The recent shift in government funding allocations towards STEM-based subjects in higher education teaching funding is a significant development.
It undoubtedly brings many positives, but it also raises some worrying issues around the understanding of the value of arts and humanities subjects.
Choice and transferability
Universities are continually asked by parents and prospective students about the value of an arts-based education. Now that the government appears to be doing the same, we have an even bigger challenge in demonstrating how important it is that these subjects are represented.
It is universally acknowledged by employers that arts-based subjects provide graduates with a range of highly valuable and transferable skills, which are likely to become even more important as technology, automation, and artificial intelligence start to further reshape more traditional professions.
We also need to remember that STEM disciplines are embedded in many arts and humanities subjects – which is certainly the case here at the University of York. The strength of the creative industries in the UK increasingly derives from the interface between STEM and the creativity nurtured in the traditional arts and humanities.
For example, we have archaeologists working with SMEs on the production of new immersive and interactive technologies, to develop innovative ways of storytelling and inform urban regeneration projects. In history, we have research providing insights into the medical profession on the long-term impacts of reconstructive surgery, as well as work on medieval manuscripts in collaboration with neuroscientists and electronic engineers to better understand degenerative disease.
Learning between disciplines
This type of creative thinking is only achieved through strong interdisciplinary collaboration and understanding; and our students need to learn from people who drive these kinds of innovative interactions.
According to the World Economic Forum Future of Jobs Report 2020, employers see critical thinking and analysis, as well as problem-solving and skills in self-management, resilience, stress tolerance and flexibility as the most important skills in employees – skills nurtured across arts and humanities degree programmes.
However, it seems that the Westminster government’s agenda is to shift what remains of public funding for tuition to more technical provision. Gavin Williamson recently said

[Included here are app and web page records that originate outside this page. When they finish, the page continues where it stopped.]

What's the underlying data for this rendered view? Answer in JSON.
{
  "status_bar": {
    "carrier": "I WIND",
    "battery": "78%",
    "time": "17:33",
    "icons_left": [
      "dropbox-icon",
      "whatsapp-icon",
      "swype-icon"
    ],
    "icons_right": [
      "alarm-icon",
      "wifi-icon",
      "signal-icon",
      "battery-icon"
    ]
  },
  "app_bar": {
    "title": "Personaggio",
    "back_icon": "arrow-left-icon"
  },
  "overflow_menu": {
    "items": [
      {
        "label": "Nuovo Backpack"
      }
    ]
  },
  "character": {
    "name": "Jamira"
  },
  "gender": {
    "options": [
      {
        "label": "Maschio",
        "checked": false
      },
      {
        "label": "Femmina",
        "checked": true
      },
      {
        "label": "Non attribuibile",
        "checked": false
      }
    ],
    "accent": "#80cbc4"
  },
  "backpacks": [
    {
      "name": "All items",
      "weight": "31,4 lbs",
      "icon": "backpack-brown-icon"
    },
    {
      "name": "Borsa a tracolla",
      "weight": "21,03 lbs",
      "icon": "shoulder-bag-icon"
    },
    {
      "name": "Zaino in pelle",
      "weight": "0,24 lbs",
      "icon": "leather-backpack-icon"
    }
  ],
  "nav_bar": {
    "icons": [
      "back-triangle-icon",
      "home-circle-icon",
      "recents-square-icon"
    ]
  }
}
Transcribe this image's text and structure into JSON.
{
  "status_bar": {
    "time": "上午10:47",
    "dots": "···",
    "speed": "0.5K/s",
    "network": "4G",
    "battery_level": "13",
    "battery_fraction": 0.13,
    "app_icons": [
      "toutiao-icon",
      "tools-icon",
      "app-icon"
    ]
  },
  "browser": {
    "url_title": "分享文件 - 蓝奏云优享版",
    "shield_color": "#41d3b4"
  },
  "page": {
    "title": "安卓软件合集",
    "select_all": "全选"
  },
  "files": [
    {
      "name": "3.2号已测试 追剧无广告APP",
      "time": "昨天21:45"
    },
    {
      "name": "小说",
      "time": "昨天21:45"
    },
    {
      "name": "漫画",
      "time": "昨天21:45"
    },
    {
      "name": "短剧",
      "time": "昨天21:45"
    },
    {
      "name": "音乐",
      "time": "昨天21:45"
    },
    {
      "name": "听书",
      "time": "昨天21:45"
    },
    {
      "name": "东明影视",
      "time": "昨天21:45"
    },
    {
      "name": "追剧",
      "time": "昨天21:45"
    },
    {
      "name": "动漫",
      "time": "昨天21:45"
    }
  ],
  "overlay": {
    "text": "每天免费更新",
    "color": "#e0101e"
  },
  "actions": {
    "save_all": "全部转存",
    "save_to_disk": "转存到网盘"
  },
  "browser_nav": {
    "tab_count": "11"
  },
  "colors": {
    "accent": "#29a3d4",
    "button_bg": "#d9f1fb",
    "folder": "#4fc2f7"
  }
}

We have to end the focus on qualifications for qualifications sake … we need a much stronger alignment with the economic and societal needs of the nation.
This is chilling – and it demonstrates a lack of understanding for how arts and humanities degrees operate, and of the kinds of people who have obtained these degrees and then gone on to revolutionise practices and thinking that have improved people’s lives around the world.
Arts and humanities lead the world
Sarah Wojcicki, one of the most powerful women in the digital world (who was instrumental in the birth of Google and is the current CEO of YouTube), has a history and literature degree. Stewart Butterfield, the founder of the communications channel Slack, is a philosophy graduate. Will Dixon, Head of Future Networks & Technology at the World Economic Forum, is a York history graduate. And Michelle Donelan, Minister of State of Universities is a York History and Politics graduate.
Linking science and technology with humanities and creativity is what makes the UK’s creative industries so strong – if we want a “global Britain” this is one of the fields where we have a comparative advantage. We need to build on this interface – not pull it apart – and in doing so we can create a stronger platform from which to achieve our ambition of being a global technology superpower.